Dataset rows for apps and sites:
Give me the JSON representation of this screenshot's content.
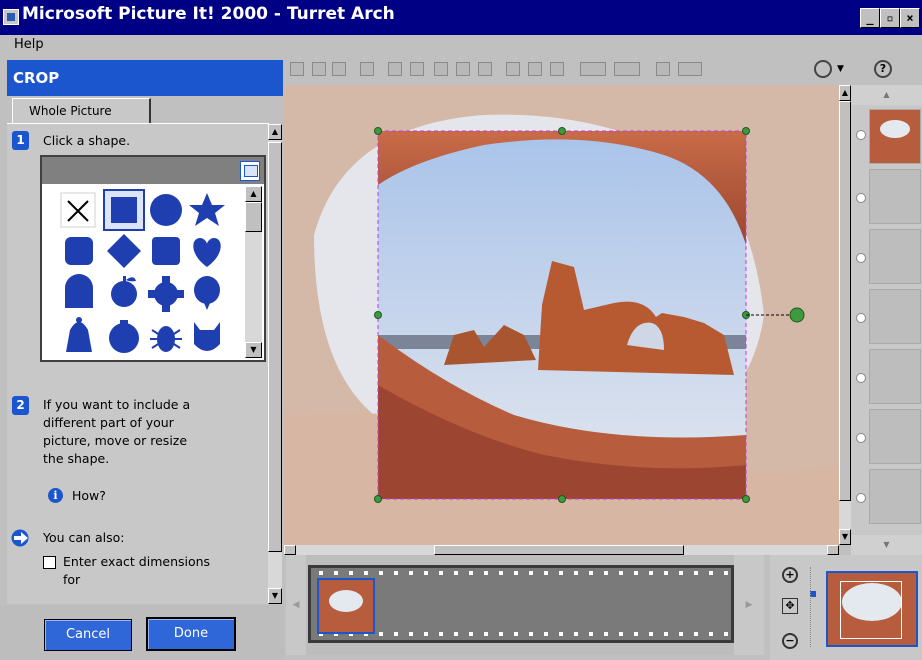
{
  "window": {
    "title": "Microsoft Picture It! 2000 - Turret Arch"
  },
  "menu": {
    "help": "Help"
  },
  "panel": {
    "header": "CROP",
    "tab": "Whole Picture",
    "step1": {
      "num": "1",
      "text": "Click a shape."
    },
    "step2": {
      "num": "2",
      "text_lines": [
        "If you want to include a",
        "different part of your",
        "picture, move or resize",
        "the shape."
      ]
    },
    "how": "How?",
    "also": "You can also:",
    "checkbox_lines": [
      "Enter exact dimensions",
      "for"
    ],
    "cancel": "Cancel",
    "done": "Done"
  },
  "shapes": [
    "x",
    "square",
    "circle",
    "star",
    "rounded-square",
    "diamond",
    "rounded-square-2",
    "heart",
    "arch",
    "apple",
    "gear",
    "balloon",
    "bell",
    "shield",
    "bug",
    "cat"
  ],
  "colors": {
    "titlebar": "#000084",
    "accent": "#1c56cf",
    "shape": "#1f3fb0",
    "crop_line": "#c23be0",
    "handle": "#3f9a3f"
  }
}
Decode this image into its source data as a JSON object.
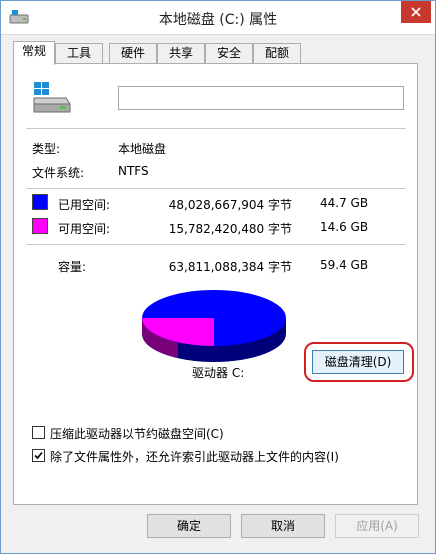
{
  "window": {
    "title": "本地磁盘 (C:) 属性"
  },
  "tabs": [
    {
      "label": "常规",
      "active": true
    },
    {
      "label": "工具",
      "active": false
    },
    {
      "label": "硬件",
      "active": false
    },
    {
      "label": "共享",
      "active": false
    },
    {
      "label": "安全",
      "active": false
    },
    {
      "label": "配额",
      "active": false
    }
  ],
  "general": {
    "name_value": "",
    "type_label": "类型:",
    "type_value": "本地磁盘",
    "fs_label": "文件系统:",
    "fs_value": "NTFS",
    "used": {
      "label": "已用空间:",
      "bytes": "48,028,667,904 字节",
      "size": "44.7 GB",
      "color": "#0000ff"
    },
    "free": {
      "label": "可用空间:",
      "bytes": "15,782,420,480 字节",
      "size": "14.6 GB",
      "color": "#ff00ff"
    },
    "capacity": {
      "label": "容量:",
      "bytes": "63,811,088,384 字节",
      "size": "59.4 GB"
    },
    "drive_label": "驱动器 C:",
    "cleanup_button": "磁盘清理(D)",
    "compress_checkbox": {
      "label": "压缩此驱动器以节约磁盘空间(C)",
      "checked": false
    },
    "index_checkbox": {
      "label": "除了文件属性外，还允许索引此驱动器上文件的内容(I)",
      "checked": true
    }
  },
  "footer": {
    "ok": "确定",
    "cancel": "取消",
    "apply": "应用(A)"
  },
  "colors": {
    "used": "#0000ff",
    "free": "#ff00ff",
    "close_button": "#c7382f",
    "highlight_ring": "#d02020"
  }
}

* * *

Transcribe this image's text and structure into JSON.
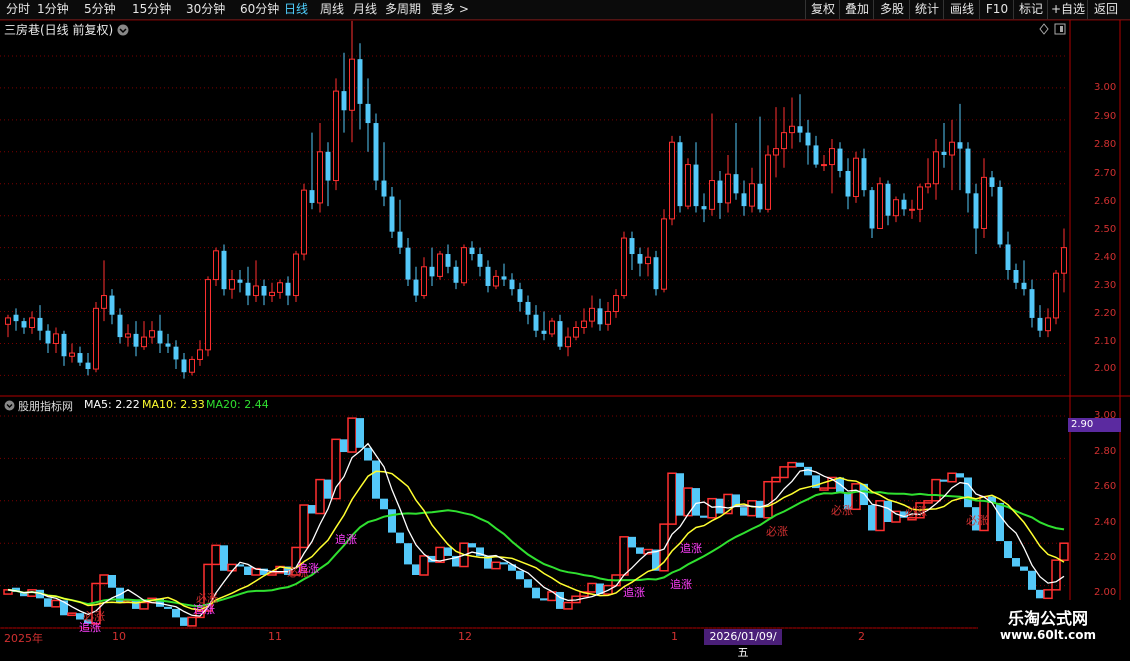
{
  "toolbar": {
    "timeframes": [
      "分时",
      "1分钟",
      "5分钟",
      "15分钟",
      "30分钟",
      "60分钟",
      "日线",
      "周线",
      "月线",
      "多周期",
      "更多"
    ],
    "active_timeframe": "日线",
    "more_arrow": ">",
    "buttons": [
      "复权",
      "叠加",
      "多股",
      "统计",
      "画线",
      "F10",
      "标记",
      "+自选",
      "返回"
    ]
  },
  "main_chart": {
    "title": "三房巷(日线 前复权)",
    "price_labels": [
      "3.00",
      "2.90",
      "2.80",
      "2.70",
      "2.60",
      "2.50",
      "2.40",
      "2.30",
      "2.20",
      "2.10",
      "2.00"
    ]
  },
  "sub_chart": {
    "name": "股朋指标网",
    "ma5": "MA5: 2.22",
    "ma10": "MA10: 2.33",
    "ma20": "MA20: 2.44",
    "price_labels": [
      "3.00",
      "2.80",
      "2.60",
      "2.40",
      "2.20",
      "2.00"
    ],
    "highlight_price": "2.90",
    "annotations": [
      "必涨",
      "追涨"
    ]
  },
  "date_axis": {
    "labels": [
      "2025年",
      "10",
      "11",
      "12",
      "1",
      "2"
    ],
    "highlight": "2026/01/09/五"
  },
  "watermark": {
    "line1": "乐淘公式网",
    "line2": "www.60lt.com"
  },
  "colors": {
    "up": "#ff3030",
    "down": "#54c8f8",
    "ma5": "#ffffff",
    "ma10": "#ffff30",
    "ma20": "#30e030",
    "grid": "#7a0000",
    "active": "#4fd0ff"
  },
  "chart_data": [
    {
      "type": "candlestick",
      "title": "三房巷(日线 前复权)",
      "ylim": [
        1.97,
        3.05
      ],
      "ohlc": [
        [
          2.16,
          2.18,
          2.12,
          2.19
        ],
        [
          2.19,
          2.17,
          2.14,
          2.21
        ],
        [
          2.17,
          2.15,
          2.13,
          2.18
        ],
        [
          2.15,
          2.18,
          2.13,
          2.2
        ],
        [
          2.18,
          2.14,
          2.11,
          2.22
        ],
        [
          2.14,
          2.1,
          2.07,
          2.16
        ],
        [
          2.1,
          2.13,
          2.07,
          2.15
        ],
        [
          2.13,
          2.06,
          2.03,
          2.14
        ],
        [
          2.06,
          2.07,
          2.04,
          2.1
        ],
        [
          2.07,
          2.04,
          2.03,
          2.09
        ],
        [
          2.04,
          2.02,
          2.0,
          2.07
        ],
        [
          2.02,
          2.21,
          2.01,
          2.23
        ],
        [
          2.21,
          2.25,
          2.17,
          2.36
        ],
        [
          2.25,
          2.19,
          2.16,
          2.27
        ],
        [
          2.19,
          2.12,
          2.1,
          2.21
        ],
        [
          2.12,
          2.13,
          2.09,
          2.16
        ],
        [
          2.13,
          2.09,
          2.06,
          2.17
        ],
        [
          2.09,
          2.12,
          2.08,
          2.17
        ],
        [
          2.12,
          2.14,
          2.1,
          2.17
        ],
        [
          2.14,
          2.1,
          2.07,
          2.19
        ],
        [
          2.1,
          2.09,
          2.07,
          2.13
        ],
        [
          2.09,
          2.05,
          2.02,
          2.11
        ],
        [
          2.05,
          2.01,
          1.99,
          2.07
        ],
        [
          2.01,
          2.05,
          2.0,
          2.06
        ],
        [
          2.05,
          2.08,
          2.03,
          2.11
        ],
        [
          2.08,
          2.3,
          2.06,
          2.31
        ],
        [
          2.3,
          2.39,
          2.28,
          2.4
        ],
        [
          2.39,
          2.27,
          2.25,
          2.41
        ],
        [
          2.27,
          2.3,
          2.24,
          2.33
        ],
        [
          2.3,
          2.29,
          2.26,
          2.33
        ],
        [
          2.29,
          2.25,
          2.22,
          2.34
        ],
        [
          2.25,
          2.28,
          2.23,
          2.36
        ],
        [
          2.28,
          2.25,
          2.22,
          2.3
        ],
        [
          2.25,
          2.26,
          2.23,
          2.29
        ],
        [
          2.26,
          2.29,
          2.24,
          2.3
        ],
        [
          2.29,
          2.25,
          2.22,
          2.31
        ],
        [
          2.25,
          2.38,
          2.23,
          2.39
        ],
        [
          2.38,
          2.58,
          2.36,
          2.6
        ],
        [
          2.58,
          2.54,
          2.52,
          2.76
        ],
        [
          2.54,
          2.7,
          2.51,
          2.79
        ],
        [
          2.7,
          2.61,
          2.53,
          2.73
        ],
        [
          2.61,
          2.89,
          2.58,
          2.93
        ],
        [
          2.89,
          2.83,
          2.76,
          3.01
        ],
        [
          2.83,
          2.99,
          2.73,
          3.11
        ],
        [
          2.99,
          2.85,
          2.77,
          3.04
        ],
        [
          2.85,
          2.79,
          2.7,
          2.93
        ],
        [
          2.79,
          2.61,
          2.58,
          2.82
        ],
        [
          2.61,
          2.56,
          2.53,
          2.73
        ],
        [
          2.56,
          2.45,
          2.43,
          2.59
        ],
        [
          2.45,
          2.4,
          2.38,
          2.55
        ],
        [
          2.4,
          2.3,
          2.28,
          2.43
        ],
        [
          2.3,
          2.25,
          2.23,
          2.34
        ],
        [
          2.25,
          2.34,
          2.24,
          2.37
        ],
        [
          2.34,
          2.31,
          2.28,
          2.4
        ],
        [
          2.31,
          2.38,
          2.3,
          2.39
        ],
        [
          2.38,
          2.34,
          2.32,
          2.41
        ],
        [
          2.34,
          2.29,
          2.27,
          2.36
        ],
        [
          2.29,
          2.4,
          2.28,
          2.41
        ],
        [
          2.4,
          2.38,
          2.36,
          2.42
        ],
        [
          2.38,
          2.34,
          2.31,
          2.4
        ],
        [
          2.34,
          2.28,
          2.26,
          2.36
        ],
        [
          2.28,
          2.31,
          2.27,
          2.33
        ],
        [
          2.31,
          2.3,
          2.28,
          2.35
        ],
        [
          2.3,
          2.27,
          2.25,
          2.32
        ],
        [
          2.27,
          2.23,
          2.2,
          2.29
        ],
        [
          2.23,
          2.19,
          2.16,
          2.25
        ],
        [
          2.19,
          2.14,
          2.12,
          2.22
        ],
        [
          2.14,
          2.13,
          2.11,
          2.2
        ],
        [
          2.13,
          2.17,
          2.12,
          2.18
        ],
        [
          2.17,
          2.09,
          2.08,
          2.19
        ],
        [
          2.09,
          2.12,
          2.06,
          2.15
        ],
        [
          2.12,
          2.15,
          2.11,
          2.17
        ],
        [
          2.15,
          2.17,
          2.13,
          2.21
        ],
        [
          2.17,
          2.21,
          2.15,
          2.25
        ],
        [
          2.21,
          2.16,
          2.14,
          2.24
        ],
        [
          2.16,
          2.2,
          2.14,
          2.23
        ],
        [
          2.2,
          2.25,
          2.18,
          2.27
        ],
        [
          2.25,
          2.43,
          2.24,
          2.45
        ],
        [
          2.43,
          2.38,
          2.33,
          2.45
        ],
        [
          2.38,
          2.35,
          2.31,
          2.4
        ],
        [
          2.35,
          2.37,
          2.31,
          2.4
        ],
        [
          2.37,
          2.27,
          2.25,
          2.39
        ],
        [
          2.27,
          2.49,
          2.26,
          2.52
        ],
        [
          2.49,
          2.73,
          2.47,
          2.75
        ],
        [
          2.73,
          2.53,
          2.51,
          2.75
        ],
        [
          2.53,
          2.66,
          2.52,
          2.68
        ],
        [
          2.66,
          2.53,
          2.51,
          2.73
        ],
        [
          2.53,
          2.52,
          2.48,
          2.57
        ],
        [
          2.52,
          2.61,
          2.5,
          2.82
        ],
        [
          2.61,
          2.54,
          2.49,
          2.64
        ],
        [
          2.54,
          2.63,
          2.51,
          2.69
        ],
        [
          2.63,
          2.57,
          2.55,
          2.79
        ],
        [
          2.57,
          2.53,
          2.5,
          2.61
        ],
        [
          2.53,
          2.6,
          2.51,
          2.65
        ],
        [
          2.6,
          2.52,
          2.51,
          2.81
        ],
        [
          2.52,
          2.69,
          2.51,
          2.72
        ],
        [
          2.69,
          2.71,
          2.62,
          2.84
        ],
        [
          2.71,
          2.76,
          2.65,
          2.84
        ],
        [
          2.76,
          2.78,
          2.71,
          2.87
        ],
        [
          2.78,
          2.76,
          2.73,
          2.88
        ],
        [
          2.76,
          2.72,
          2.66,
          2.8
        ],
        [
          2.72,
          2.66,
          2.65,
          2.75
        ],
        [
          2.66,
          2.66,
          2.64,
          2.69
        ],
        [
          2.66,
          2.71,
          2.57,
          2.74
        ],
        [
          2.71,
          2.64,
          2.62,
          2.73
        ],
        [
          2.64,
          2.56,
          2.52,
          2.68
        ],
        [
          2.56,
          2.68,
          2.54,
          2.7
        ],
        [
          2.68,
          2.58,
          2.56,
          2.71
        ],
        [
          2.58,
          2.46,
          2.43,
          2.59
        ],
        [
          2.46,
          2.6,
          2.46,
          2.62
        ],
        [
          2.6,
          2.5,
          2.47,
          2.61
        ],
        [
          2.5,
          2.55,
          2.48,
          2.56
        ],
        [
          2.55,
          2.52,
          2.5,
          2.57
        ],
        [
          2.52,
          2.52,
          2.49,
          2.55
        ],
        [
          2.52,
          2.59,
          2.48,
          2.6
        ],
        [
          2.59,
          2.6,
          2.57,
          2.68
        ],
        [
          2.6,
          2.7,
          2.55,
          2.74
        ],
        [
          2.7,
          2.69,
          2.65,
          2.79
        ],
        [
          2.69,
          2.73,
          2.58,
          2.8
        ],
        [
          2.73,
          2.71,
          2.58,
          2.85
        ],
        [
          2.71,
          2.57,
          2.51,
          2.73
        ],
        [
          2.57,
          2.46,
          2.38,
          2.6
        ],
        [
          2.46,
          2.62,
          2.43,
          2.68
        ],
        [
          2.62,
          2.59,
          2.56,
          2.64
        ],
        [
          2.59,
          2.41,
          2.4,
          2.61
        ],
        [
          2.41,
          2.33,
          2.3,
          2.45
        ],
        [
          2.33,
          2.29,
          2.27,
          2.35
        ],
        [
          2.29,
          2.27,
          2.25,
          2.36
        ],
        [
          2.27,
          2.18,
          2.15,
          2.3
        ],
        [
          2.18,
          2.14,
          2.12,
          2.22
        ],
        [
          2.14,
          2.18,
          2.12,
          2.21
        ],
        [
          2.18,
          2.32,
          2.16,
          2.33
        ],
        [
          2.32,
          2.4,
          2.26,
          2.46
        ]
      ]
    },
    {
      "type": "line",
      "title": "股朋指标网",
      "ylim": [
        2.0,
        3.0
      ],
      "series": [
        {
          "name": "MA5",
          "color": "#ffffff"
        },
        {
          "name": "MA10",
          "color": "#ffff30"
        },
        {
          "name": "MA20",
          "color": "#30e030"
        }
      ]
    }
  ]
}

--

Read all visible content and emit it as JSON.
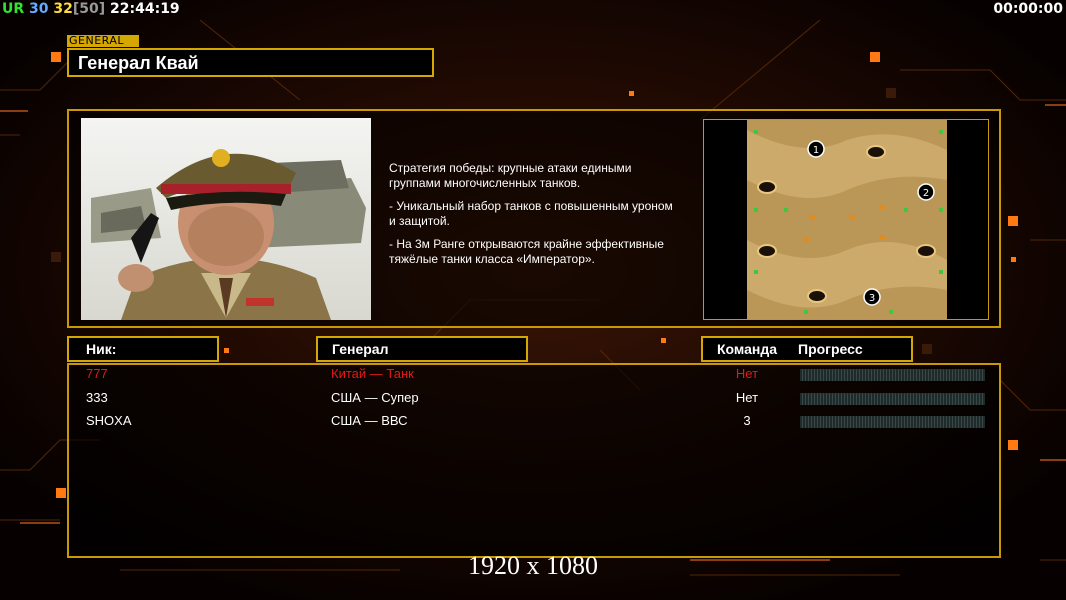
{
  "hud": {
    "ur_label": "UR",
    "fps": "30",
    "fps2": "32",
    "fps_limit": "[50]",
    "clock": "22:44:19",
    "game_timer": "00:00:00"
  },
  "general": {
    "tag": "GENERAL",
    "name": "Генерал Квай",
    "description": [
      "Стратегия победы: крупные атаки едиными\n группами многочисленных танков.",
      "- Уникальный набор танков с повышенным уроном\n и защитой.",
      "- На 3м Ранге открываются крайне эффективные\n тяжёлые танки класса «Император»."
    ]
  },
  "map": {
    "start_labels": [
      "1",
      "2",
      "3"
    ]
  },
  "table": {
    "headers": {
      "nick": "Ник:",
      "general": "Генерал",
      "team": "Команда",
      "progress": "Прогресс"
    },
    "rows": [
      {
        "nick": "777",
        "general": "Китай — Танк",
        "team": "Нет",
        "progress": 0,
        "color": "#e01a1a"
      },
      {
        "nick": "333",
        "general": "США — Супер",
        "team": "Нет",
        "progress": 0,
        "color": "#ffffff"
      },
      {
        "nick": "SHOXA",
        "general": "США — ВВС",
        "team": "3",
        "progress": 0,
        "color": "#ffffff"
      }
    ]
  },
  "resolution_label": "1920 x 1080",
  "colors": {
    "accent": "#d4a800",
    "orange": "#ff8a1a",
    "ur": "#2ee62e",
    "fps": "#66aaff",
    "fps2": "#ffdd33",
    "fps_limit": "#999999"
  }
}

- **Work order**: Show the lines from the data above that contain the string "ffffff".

- **Problem solution**:
    "ma5": "#ffffff",
          "color": "#ffffff"
        "color": "#ffffff"
        "color": "#ffffff"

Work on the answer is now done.